As a volunteer for AJWS, I participated in several meetings with Congressional staff in southern California. Interestingly, the staff I spoke were genuinely shocked when we explained to them how the US food aid system really works. We also pushed hard to win endorsements for a letter in support of the Senate reforms by House Agriculture Committee member and food justice advocate Rep. Marcia Fudge. We helped round up more than 40 signatures of support by fellow Members of Congress – the largest number ever garnered on this topic. And we have worked hard at backing up our lobbying by spreading the word, sending out [letters to the editor] to support those who have supported food aid reform.
This is all well and good but not enough: the House Agriculture Committee appears more concerned with special interests than fighting hunger, and it passed a version of the Farm Bill that actually increases the inefficiencies in the current program. And it gets even worse.
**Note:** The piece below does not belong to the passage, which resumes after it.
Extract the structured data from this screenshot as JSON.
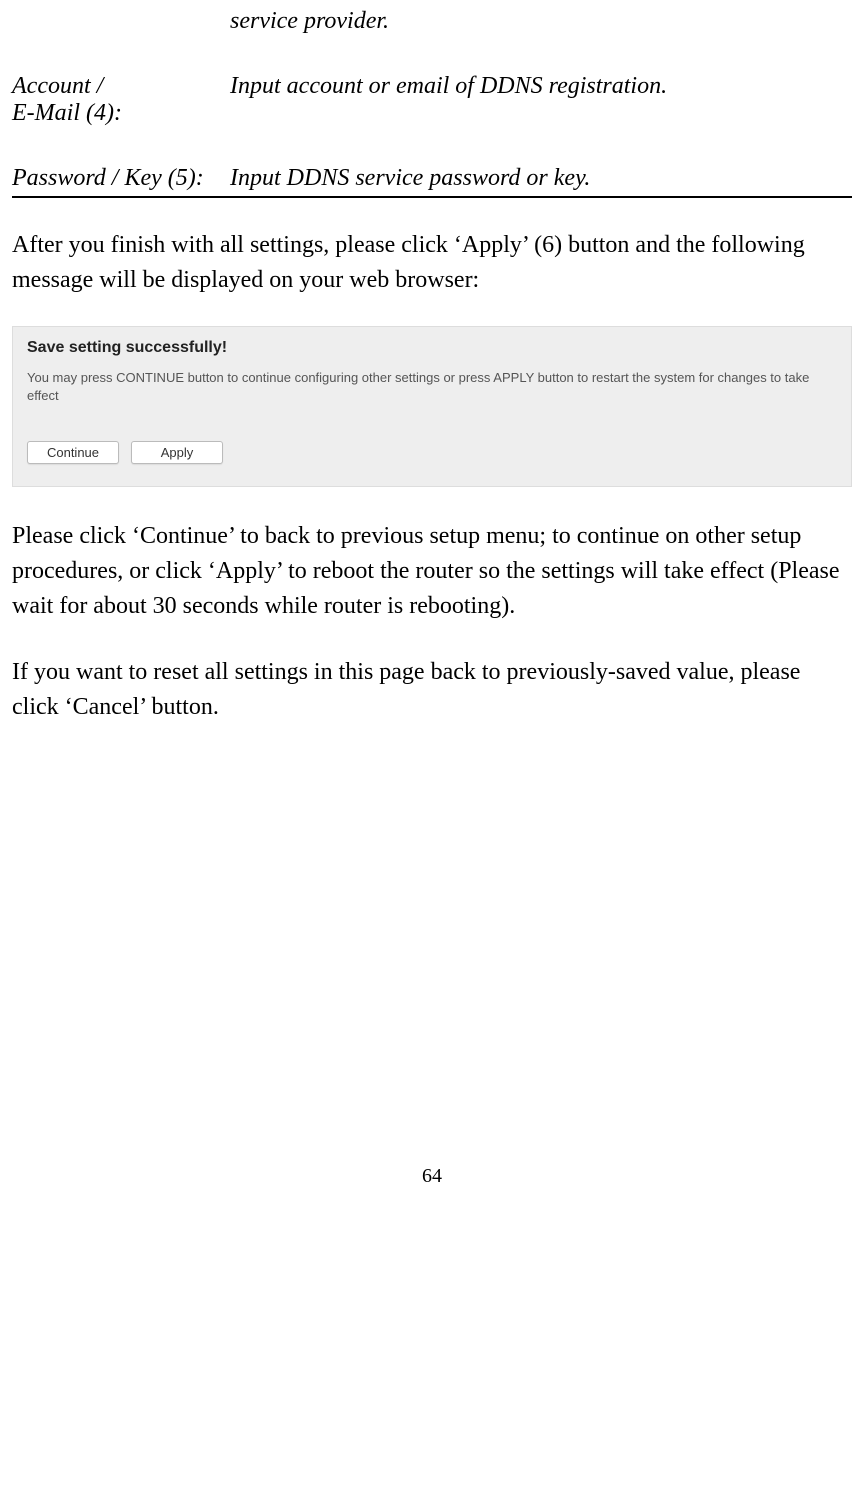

The House Committee includes brutal cuts to food stamps for low-income Americans, while maintaining lavish subsidies to agribusiness. The Jewish Farm Bill Working Group – AJWS, [Hazon], [the Jewish Council for Public Affairs], the Religious Action Center of Reform Judaism, the Coalition on the Environment and Jewish Life COEJL and National Council for Jewish Women – is now focused on fighting to ensure that the House Agriculture Committee’s harmful provisions do not become law. And they aren’t the only ones. Many members of the House also oppose the version that came out of that chamber’s Agriculture Committee, which helps explain why there has been no open debate or vote by the entire body on the proposed bill.
So what will the Congress do now? Probably what it has done since the beginning of 2011: Nothing. Harry Truman famously ran in 1948 against the “Do-Nothing Congress;” but that body looks like a whirlwind of activity in contrast to today’s House of Representatives, where leadership has refused to move the process forward by scheduling a Farm Bill vote. The current Farm Bill expires on September 30, and it looks like Congress won’t do anything about it before a Lame Duck post-election session or maybe even until 2013, kicking the can down the road.
Such irresponsibility flies in the face of food justice and Jewish values, and it requires all of us to keep the pressure on Congress and to organize even more effectively than before. Please join me and thousands of Jewish food activists and visit AJWS’s Reverse Hunger website for more information about this important campaign. Please add your voice to the campaign by helping to organize a Global Hunger Shabbat program in your home community on November 2-3. If you are Jewish and into food, you’ll know that you are doing the right thing.
Dr. Jonathan Zasloff is a professor of law at UCLA Law School. A graduate of Yale Law School, Professor Zasloff has a keen interest in world politics; he holds a PhD in the history of American foreign policy from Harvard and an M.Phil. in International Relations from Cambridge University. He currently serves as a lay leader for American Jewish World Service in Los Angeles.
: http://www.hazon.org], ]Mazon](http://www.mazon.org